United States District Court, S.D. Illinois
March 12, 2015
RONALD BROWN, Plaintiff,
RYAN DAVIS, and JOSHUA SIMMS, Defendants.
MEMORANDUM AND ORDER
NANCY J. ROSENSTENGEL, District Judge.
Plaintiff Ronald Brown is an inmate in the Illinois Department of Corrections. His claims of excessive force against Defendants Ryan Davis and Joshua Simms were tried before a jury in January 2015, and the jury found in favor of Defendants. Judgment was entered on January 22, 2015 (Doc. 120).
Now before the Court is the Bill of Costs filed by Defendants Ryan Davis and Joshua Simms on February 11, 2015 (Doc. 121). Defendants seek to have Brown pay $380.00 for deposition transcripts and court reporter fees ( see Doc. 121). Brown filed an objection and asked the Court to deny the Bill of Costs because he is indigent (Doc. 123).

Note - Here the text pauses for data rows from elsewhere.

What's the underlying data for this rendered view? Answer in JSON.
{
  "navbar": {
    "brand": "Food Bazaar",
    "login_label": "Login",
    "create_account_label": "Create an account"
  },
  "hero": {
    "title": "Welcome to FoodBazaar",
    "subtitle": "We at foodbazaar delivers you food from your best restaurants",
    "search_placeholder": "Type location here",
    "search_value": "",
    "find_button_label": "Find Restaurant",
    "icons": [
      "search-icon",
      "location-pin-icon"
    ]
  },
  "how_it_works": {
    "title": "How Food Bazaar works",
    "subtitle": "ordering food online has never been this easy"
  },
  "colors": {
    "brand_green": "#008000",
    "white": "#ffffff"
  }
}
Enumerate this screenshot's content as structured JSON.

Federal Rule of Civil Procedure 54(d)(1) provides that "costs-other than attorney's fees-should be allowed to the prevailing party" unless a federal statute, the Federal Rules of Civil Procedure, or a court order provides otherwise. "The rule provides a presumption that the losing party will pay costs but grants the court discretion to direct otherwise." Rivera v. City of Chicago, 469 F.3d 631, 634 (7th Cir. 2006). The denial of costs may be warranted if the losing party is indigent and has no ability to pay. Id .; Mother and Father v. Cassidy, 338 F.3d 704, 708 (7th Cir. 2003). To deny a bill of costs on the grounds of indigence, "the district court must make a threshold factual finding that the losing party is incapable of paying the court imposed costs at this time or in the future.'" Rivera v. City of Chi., 469 F.3d 631, 635 (7th Cir. 2006) (quoting McGill v. Faulkner, 18 F.3d 456, 459 (7th Cir. 1994)). "The burden is on the losing party to provide the district court with sufficient documentation to support such a finding." Rivera, 469 F.3d at 635 (internal quotations omitted).

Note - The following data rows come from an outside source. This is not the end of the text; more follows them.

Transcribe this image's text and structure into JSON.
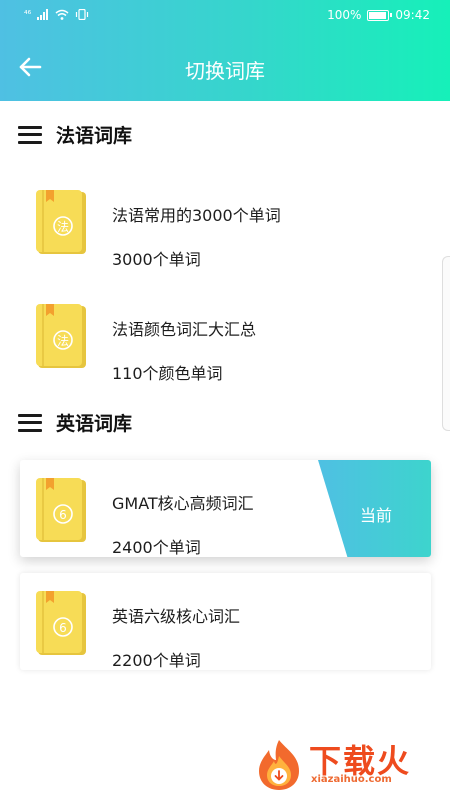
{
  "status_bar": {
    "signal": "⁴⁶",
    "battery_percent": "100%",
    "time": "09:42"
  },
  "header": {
    "title": "切换词库",
    "back_icon": "arrow-left-icon"
  },
  "sections": [
    {
      "title": "法语词库",
      "items": [
        {
          "badge": "法",
          "name": "法语常用的3000个单词",
          "count": "3000个单词"
        },
        {
          "badge": "法",
          "name": "法语颜色词汇大汇总",
          "count": "110个颜色单词"
        }
      ]
    },
    {
      "title": "英语词库",
      "items": [
        {
          "badge": "6",
          "name": "GMAT核心高频词汇",
          "count": "2400个单词",
          "current_label": "当前"
        },
        {
          "badge": "6",
          "name": "英语六级核心词汇",
          "count": "2200个单词"
        }
      ]
    }
  ],
  "watermark": {
    "brand": "下载火",
    "url": "xiazaihuo.com"
  },
  "colors": {
    "accent_start": "#4fc0e3",
    "accent_end": "#16f0b9",
    "book_yellow": "#f7dc56",
    "bookmark_orange": "#f3a12e",
    "watermark_red": "#ee4b1e"
  }
}
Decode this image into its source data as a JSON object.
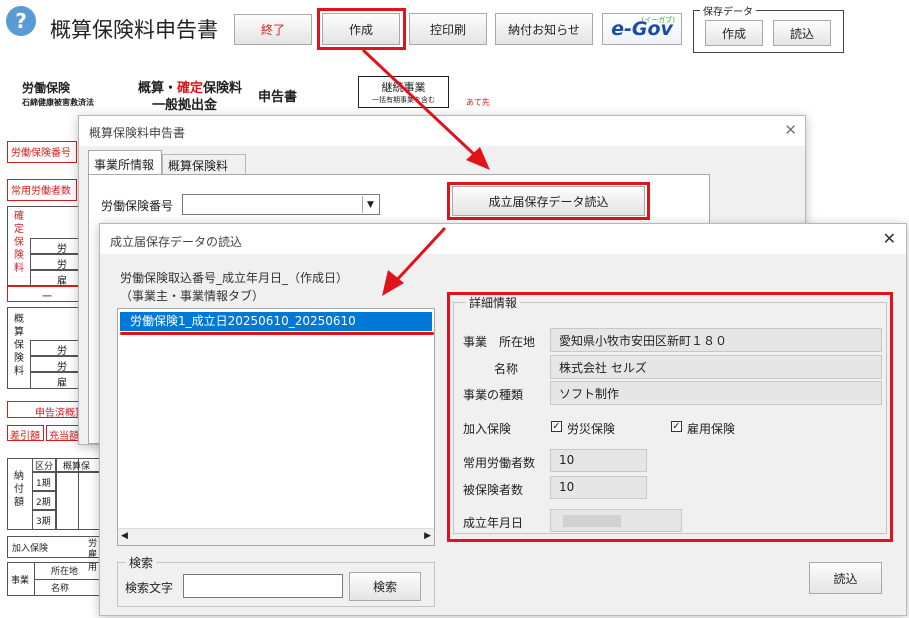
{
  "app": {
    "help_glyph": "?",
    "title": "概算保険料申告書",
    "toolbar": {
      "exit": "終了",
      "create": "作成",
      "print": "控印刷",
      "payment_notice": "納付お知らせ",
      "egov_logo": "e-Gov",
      "egov_small": "(イーガブ)",
      "saved_data_group": "保存データ",
      "saved_create": "作成",
      "saved_load": "読込"
    }
  },
  "background_form": {
    "heading1": "労働保険",
    "heading1_sub": "石綿健康被害救済法",
    "heading2_a": "概算・",
    "heading2_b": "確定",
    "heading2_c": "保険料",
    "heading3": "一般拠出金",
    "heading4": "申告書",
    "box_top": "継続事業",
    "box_sub": "一括有期事業を含む",
    "addressee": "あて先",
    "labels": {
      "insurance_no": "労働保険番号",
      "regular_workers": "常用労働者数",
      "confirmed_col": "確定保険料",
      "estimated_col": "概算保険料",
      "labor_short": "労",
      "employ_short": "雇",
      "ippan": "一",
      "declared": "申告済概算",
      "deduct": "差引額",
      "refund": "充当額",
      "payment_col": "納付額",
      "term": "区分",
      "term_col2": "概算保",
      "period1": "1期",
      "period2": "2期",
      "period3": "3期",
      "joined": "加入保険",
      "business": "事業",
      "address": "所在地",
      "name": "名称",
      "labor_s": "労",
      "employ_s": "雇用"
    }
  },
  "dialog_back": {
    "title": "概算保険料申告書",
    "tabs": [
      "事業所情報",
      "概算保険料"
    ],
    "insurance_no_label": "労働保険番号",
    "insurance_no_value": "",
    "load_button": "成立届保存データ読込"
  },
  "dialog_front": {
    "title": "成立届保存データの読込",
    "list_header_line1": "労働保険取込番号_成立年月日_（作成日）",
    "list_header_line2": "（事業主・事業情報タブ）",
    "list_items": [
      "労働保険1_成立日20250610_20250610"
    ],
    "search_group": "検索",
    "search_label": "検索文字",
    "search_placeholder": "",
    "search_button": "検索",
    "detail_group": "詳細情報",
    "detail": {
      "address_label": "事業　所在地",
      "address_value": "愛知県小牧市安田区新町１８０",
      "name_label": "名称",
      "name_value": "株式会社 セルズ",
      "type_label": "事業の種類",
      "type_value": "ソフト制作",
      "joined_label": "加入保険",
      "workers_comp": "労災保険",
      "employment": "雇用保険",
      "regular_workers_label": "常用労働者数",
      "regular_workers_value": "10",
      "insured_label": "被保険者数",
      "insured_value": "10",
      "established_label": "成立年月日",
      "established_value": ""
    },
    "load_button": "読込"
  },
  "colors": {
    "highlight": "#e0131a",
    "selection": "#0078d7",
    "egov_blue": "#1a4ca8",
    "egov_green": "#3aa535"
  }
}
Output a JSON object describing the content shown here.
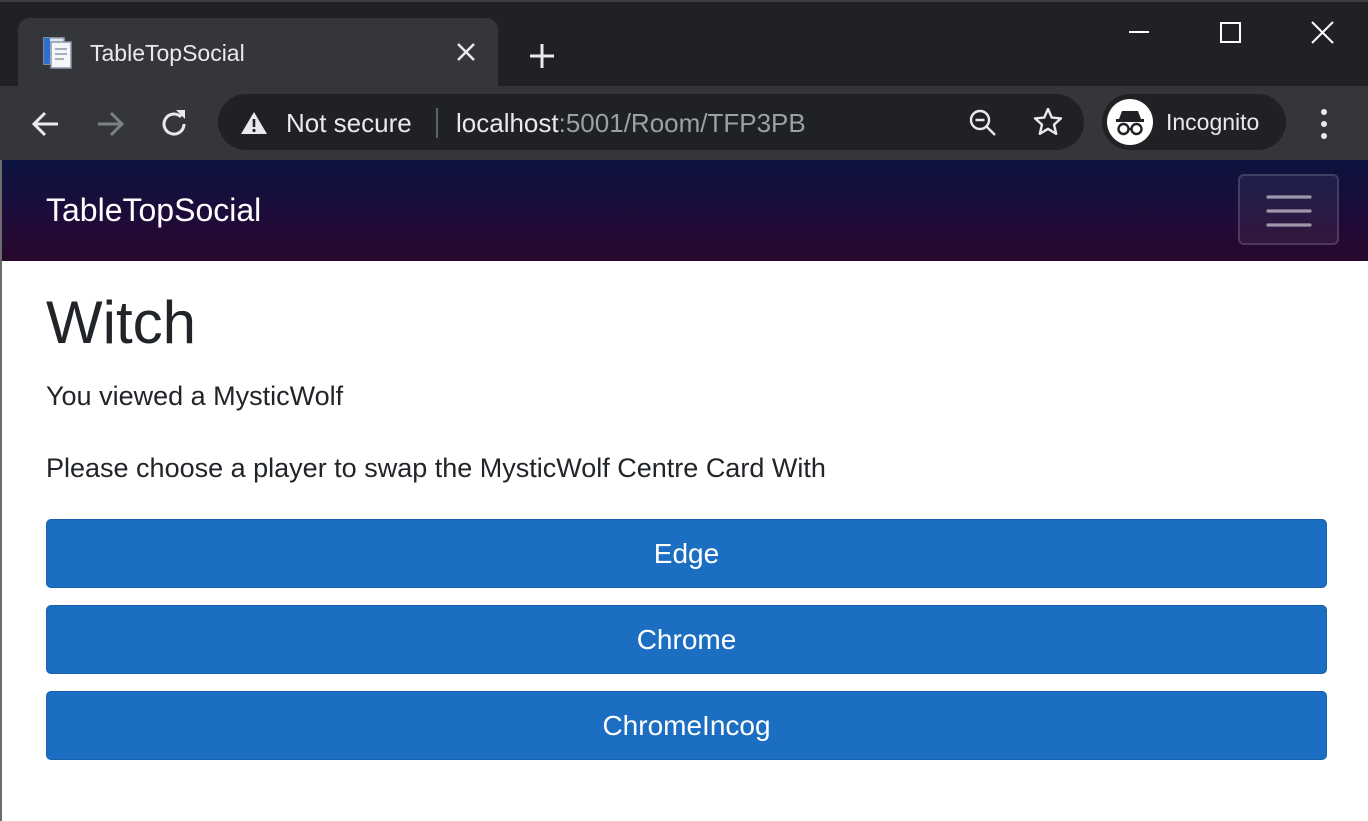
{
  "browser": {
    "tab_title": "TableTopSocial",
    "security_label": "Not secure",
    "url_host": "localhost",
    "url_rest": ":5001/Room/TFP3PB",
    "profile_label": "Incognito",
    "icons": [
      "document-favicon-icon",
      "close-icon",
      "plus-icon",
      "minimize-icon",
      "maximize-icon",
      "window-close-icon",
      "back-arrow-icon",
      "forward-arrow-icon",
      "reload-icon",
      "warning-icon",
      "zoom-out-icon",
      "star-icon",
      "incognito-icon",
      "more-vert-icon"
    ]
  },
  "navbar": {
    "brand": "TableTopSocial",
    "toggler_icon": "hamburger-menu-icon"
  },
  "main": {
    "title": "Witch",
    "viewed_text": "You viewed a MysticWolf",
    "prompt_text": "Please choose a player to swap the MysticWolf Centre Card With",
    "players": [
      {
        "label": "Edge"
      },
      {
        "label": "Chrome"
      },
      {
        "label": "ChromeIncog"
      }
    ]
  },
  "colors": {
    "button_primary": "#1b6ec2",
    "navbar_top": "#0b1440",
    "navbar_bottom": "#28082c",
    "chrome_frame": "#202124",
    "chrome_toolbar": "#35363a"
  }
}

Brown is undeniably indigent. He has been continuously incarcerated throughout the course of this litigation. He was granted pauper status when this action commenced, and he has retained that status on appeal (Doc. 9; Doc. 131). According to Brown's trust fund account statement, at the time that Defendants filed their Bill of Costs on February 11, 2015, he had under $15.00 in his account, and his only source of income for the previous six months was his prison job, for which he earned ten dollars or less per month (Doc. 130). Defendants are seeking reimbursement for nearly $400 in costs, and while that sum is not astronomical, it is still substantial when compared with Brown's meager income and total account balance. Accordingly, the Court finds that Brown is incapable of paying Defendants' costs at this time. Furthermore, given that Brown is serving a life sentence, the Court finds that Brown will not be able to pay these costs in the future.
For those reasons, Brown's Objection to Defendants' Bill of Costs (Doc. 123) is SUSTAINED and Defendants' Bill of Costs (Doc. 121) is DENIED.
IT IS SO ORDERED.